'''

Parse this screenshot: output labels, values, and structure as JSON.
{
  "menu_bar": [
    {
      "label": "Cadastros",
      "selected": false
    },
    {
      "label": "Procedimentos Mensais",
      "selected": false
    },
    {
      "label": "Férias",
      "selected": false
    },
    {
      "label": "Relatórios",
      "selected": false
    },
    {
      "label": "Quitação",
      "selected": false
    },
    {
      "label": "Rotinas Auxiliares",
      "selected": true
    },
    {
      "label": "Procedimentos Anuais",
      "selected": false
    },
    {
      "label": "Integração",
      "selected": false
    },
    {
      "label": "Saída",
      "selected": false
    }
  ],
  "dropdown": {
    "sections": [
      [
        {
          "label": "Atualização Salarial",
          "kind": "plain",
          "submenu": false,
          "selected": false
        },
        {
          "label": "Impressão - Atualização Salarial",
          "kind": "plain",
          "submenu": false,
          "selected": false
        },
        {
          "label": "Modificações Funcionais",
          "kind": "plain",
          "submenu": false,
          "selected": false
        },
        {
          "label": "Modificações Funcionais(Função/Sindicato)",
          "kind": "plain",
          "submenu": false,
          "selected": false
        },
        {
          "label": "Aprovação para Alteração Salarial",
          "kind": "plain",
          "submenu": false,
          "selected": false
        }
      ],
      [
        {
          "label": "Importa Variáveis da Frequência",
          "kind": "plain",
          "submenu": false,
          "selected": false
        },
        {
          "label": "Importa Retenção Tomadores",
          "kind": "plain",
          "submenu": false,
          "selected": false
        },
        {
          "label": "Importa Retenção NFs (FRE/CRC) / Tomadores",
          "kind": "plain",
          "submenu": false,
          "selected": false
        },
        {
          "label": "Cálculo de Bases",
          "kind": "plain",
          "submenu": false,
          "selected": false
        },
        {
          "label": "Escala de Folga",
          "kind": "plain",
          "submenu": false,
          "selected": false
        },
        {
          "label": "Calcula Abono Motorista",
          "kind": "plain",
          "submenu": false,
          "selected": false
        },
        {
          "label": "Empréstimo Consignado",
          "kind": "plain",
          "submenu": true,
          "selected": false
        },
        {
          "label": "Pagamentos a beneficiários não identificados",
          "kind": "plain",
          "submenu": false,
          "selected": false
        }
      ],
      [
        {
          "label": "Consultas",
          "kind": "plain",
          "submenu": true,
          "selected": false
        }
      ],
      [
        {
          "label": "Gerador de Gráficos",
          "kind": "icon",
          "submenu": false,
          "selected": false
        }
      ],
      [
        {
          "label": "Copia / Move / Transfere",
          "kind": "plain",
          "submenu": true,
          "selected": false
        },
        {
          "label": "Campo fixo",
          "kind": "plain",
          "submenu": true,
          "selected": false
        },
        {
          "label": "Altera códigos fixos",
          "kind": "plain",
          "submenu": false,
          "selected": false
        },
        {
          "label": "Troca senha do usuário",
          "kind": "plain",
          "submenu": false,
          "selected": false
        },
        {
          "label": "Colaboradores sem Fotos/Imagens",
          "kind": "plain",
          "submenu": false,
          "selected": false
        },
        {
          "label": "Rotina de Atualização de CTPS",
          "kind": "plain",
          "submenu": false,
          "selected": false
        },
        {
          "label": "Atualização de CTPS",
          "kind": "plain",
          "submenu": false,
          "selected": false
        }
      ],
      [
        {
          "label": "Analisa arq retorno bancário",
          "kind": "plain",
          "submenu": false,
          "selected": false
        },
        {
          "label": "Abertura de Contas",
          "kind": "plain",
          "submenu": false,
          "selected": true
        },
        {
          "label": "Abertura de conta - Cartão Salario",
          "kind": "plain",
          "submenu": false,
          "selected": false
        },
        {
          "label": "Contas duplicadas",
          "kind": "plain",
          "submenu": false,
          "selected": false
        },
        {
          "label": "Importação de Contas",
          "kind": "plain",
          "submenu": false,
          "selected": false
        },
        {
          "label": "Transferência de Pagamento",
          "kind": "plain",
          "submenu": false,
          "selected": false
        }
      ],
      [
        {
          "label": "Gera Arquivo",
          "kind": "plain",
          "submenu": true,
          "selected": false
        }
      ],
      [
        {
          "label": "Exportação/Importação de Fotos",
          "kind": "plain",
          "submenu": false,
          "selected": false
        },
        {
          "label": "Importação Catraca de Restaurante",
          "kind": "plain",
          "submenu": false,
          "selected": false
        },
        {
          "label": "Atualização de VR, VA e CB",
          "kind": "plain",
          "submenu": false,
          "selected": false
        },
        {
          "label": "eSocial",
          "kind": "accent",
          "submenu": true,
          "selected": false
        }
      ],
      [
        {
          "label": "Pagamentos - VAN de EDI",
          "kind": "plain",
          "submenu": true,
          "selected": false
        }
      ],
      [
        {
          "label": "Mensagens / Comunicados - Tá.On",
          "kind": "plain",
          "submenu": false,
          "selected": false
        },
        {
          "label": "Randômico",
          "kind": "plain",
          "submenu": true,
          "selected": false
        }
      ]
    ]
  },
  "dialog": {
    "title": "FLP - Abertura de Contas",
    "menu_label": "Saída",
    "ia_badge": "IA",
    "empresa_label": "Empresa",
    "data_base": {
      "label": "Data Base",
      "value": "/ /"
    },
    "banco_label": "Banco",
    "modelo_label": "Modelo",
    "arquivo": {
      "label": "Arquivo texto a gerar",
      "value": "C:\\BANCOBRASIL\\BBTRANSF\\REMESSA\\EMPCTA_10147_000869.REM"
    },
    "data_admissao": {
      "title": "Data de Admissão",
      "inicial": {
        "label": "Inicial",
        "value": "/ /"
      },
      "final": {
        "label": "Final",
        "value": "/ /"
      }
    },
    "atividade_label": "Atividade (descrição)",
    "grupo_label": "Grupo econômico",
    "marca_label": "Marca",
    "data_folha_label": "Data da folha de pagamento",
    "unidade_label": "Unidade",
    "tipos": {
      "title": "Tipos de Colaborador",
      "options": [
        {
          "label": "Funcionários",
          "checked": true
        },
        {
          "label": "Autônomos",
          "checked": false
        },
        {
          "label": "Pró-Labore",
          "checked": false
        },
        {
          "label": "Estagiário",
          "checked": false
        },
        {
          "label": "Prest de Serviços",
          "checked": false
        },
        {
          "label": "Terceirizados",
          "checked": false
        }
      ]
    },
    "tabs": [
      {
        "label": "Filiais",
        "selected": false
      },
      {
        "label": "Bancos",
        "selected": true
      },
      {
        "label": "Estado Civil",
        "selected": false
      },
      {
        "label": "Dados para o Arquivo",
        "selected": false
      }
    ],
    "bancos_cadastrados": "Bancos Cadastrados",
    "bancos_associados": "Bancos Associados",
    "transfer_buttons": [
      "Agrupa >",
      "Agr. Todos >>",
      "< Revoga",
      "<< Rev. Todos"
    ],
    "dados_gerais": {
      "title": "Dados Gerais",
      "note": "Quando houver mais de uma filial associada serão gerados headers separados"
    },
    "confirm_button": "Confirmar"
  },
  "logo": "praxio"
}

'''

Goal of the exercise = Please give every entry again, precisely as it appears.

Final answer =
Parse this screenshot: output labels, values, and structure as JSON.
{
  "menu_bar": [
    {
      "label": "Cadastros",
      "selected": false
    },
    {
      "label": "Procedimentos Mensais",
      "selected": false
    },
    {
      "label": "Férias",
      "selected": false
    },
    {
      "label": "Relatórios",
      "selected": false
    },
    {
      "label": "Quitação",
      "selected": false
    },
    {
      "label": "Rotinas Auxiliares",
      "selected": true
    },
    {
      "label": "Procedimentos Anuais",
      "selected": false
    },
    {
      "label": "Integração",
      "selected": false
    },
    {
      "label": "Saída",
      "selected": false
    }
  ],
  "dropdown": {
    "sections": [
      [
        {
          "label": "Atualização Salarial",
          "kind": "plain",
          "submenu": false,
          "selected": false
        },
        {
          "label": "Impressão - Atualização Salarial",
          "kind": "plain",
          "submenu": false,
          "selected": false
        },
        {
          "label": "Modificações Funcionais",
          "kind": "plain",
          "submenu": false,
          "selected": false
        },
        {
          "label": "Modificações Funcionais(Função/Sindicato)",
          "kind": "plain",
          "submenu": false,
          "selected": false
        },
        {
          "label": "Aprovação para Alteração Salarial",
          "kind": "plain",
          "submenu": false,
          "selected": false
        }
      ],
      [
        {
          "label": "Importa Variáveis da Frequência",
          "kind": "plain",
          "submenu": false,
          "selected": false
        },
        {
          "label": "Importa Retenção Tomadores",
          "kind": "plain",
          "submenu": false,
          "selected": false
        },
        {
          "label": "Importa Retenção NFs (FRE/CRC) / Tomadores",
          "kind": "plain",
          "submenu": false,
          "selected": false
        },
        {
          "label": "Cálculo de Bases",
          "kind": "plain",
          "submenu": false,
          "selected": false
        },
        {
          "label": "Escala de Folga",
          "kind": "plain",
          "submenu": false,
          "selected": false
        },
        {
          "label": "Calcula Abono Motorista",
          "kind": "plain",
          "submenu": false,
          "selected": false
        },
        {
          "label": "Empréstimo Consignado",
          "kind": "plain",
          "submenu": true,
          "selected": false
        },
        {
          "label": "Pagamentos a beneficiários não identificados",
          "kind": "plain",
          "submenu": false,
          "selected": false
        }
      ],
      [
        {
          "label": "Consultas",
          "kind": "plain",
          "submenu": true,
          "selected": false
        }
      ],
      [
        {
          "label": "Gerador de Gráficos",
          "kind": "icon",
          "submenu": false,
          "selected": false
        }
      ],
      [
        {
          "label": "Copia / Move / Transfere",
          "kind": "plain",
          "submenu": true,
          "selected": false
        },
        {
          "label": "Campo fixo",
          "kind": "plain",
          "submenu": true,
          "selected": false
        },
        {
          "label": "Altera códigos fixos",
          "kind": "plain",
          "submenu": false,
          "selected": false
        },
        {
          "label": "Troca senha do usuário",
          "kind": "plain",
          "submenu": false,
          "selected": false
        },
        {
          "label": "Colaboradores sem Fotos/Imagens",
          "kind": "plain",
          "submenu": false,
          "selected": false
        },
        {
          "label": "Rotina de Atualização de CTPS",
          "kind": "plain",
          "submenu": false,
          "selected": false
        },
        {
          "label": "Atualização de CTPS",
          "kind": "plain",
          "submenu": false,
          "selected": false
        }
      ],
      [
        {
          "label": "Analisa arq retorno bancário",
          "kind": "plain",
          "submenu": false,
          "selected": false
        },
        {
          "label": "Abertura de Contas",
          "kind": "plain",
          "submenu": false,
          "selected": true
        },
        {
          "label": "Abertura de conta - Cartão Salario",
          "kind": "plain",
          "submenu": false,
          "selected": false
        },
        {
          "label": "Contas duplicadas",
          "kind": "plain",
          "submenu": false,
          "selected": false
        },
        {
          "label": "Importação de Contas",
          "kind": "plain",
          "submenu": false,
          "selected": false
        },
        {
          "label": "Transferência de Pagamento",
          "kind": "plain",
          "submenu": false,
          "selected": false
        }
      ],
      [
        {
          "label": "Gera Arquivo",
          "kind": "plain",
          "submenu": true,
          "selected": false
        }
      ],
      [
        {
          "label": "Exportação/Importação de Fotos",
          "kind": "plain",
          "submenu": false,
          "selected": false
        },
        {
          "label": "Importação Catraca de Restaurante",
          "kind": "plain",
          "submenu": false,
          "selected": false
        },
        {
          "label": "Atualização de VR, VA e CB",
          "kind": "plain",
          "submenu": false,
          "selected": false
        },
        {
          "label": "eSocial",
          "kind": "accent",
          "submenu": true,
          "selected": false
        }
      ],
      [
        {
          "label": "Pagamentos - VAN de EDI",
          "kind": "plain",
          "submenu": true,
          "selected": false
        }
      ],
      [
        {
          "label": "Mensagens / Comunicados - Tá.On",
          "kind": "plain",
          "submenu": false,
          "selected": false
        },
        {
          "label": "Randômico",
          "kind": "plain",
          "submenu": true,
          "selected": false
        }
      ]
    ]
  },
  "dialog": {
    "title": "FLP - Abertura de Contas",
    "menu_label": "Saída",
    "ia_badge": "IA",
    "empresa_label": "Empresa",
    "data_base": {
      "label": "Data Base",
      "value": "/ /"
    },
    "banco_label": "Banco",
    "modelo_label": "Modelo",
    "arquivo": {
      "label": "Arquivo texto a gerar",
      "value": "C:\\BANCOBRASIL\\BBTRANSF\\REMESSA\\EMPCTA_10147_000869.REM"
    },
    "data_admissao": {
      "title": "Data de Admissão",
      "inicial": {
        "label": "Inicial",
        "value": "/ /"
      },
      "final": {
        "label": "Final",
        "value": "/ /"
      }
    },
    "atividade_label": "Atividade (descrição)",
    "grupo_label": "Grupo econômico",
    "marca_label": "Marca",
    "data_folha_label": "Data da folha de pagamento",
    "unidade_label": "Unidade",
    "tipos": {
      "title": "Tipos de Colaborador",
      "options": [
        {
          "label": "Funcionários",
          "checked": true
        },
        {
          "label": "Autônomos",
          "checked": false
        },
        {
          "label": "Pró-Labore",
          "checked": false
        },
        {
          "label": "Estagiário",
          "checked": false
        },
        {
          "label": "Prest de Serviços",
          "checked": false
        },
        {
          "label": "Terceirizados",
          "checked": false
        }
      ]
    },
    "tabs": [
      {
        "label": "Filiais",
        "selected": false
      },
      {
        "label": "Bancos",
        "selected": true
      },
      {
        "label": "Estado Civil",
        "selected": false
      },
      {
        "label": "Dados para o Arquivo",
        "selected": false
      }
    ],
    "bancos_cadastrados": "Bancos Cadastrados",
    "bancos_associados": "Bancos Associados",
    "transfer_buttons": [
      "Agrupa >",
      "Agr. Todos >>",
      "< Revoga",
      "<< Rev. Todos"
    ],
    "dados_gerais": {
      "title": "Dados Gerais",
      "note": "Quando houver mais de uma filial associada serão gerados headers separados"
    },
    "confirm_button": "Confirmar"
  },
  "logo": "praxio"
}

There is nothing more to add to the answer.